To sepulcher my mouldy bones
I bough a pile of noble stones,
And half a year a sculptor spent
To hew my marble monument,
The stateliest to rear its head
In all this city of the dead.
And generations passing through
Will gape, and ask: What did he do
To earn this tomb so rich and rare,
In Attic grace beyond compare?
How was his life in honour spent,
To worthy this proud monument?
What did I do" Well, nothing much.
'Tis true I had the Midas touch.
A million pounds I made wherewith
To glorify the name: John Smith;
Yet not a soul wept for me when
Death raft me from my fellow men.
My sculptor wins undying fame,
While I, who paid, am just a name.
A wooden cross surveys my bones,
With on it stenciled: Peter Jones.
And round it are five hundred more;
(A proper job did old man War!)
So young they were, so fresh, so fit,
So hopeful - that's the hell of it.
The old are sapped and ripe to die,
But in the flush of Spring was I.

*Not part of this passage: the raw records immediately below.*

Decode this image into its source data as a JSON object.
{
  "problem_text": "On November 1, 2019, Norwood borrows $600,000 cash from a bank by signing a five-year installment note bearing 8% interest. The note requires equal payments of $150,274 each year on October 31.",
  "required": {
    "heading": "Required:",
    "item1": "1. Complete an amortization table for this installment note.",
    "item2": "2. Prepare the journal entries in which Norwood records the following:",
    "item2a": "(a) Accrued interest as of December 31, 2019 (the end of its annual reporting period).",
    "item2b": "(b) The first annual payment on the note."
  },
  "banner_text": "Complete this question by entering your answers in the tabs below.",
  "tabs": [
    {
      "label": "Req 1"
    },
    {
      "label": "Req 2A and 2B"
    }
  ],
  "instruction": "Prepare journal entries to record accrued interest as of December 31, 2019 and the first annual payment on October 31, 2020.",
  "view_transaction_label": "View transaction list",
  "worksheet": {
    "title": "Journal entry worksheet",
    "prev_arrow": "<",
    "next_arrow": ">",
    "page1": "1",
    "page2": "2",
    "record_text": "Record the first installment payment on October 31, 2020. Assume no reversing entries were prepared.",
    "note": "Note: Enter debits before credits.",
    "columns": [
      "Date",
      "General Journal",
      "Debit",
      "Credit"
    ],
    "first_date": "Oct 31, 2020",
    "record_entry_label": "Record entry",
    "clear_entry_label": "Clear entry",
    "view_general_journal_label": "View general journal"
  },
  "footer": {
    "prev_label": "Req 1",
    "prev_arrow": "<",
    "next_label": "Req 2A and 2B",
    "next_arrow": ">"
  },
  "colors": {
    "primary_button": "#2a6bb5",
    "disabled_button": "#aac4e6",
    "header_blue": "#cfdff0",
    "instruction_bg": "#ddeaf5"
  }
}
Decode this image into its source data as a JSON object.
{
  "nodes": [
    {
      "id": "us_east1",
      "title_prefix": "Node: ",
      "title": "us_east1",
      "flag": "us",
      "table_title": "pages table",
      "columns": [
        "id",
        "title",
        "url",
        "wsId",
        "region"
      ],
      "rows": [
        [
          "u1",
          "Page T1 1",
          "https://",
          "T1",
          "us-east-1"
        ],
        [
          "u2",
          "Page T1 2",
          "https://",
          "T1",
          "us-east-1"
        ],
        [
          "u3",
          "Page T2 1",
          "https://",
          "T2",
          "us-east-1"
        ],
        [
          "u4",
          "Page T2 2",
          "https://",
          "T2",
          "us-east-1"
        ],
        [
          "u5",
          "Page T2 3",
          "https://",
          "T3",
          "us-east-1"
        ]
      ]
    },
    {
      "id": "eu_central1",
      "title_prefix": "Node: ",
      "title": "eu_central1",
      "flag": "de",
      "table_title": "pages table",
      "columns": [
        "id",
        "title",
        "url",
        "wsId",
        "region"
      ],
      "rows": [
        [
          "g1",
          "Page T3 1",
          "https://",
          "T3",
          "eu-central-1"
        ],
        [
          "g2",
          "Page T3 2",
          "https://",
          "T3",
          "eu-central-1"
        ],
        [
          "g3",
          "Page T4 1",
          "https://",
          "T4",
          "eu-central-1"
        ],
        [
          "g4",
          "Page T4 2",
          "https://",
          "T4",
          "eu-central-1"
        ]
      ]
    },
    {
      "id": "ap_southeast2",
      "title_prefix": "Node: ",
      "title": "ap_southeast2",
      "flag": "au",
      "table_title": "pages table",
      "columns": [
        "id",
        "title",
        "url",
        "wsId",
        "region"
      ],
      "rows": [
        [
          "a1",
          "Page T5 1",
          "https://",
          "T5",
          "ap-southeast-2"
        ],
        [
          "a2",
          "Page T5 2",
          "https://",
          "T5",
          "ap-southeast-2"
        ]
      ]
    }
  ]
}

I might have fathered children ten,
To come to grips with sterling men;
And now a cross in weeds to rot,
Is all to show how fierce I fought.
The old default, the young must pay;
My life was wasted, thrown away.
While people gladden, to forget
The bitterness of vein regret,
With not a soul to morn for me
My skull grins up in mockery.
. . . Pale crosses greet the grieving stars,
And always will be - War and Wars.
Comments about this poem (Two Graves by Robert William Service )
People who read Robert William Service also read
Top 500 Poems
The Road Not Taken
If You Forget Me
Still I Rise
Edgar Allan Poe
William Ernest Henley
Stopping by Woods on a Snowy Evening
I Know Why The Caged Bird Sings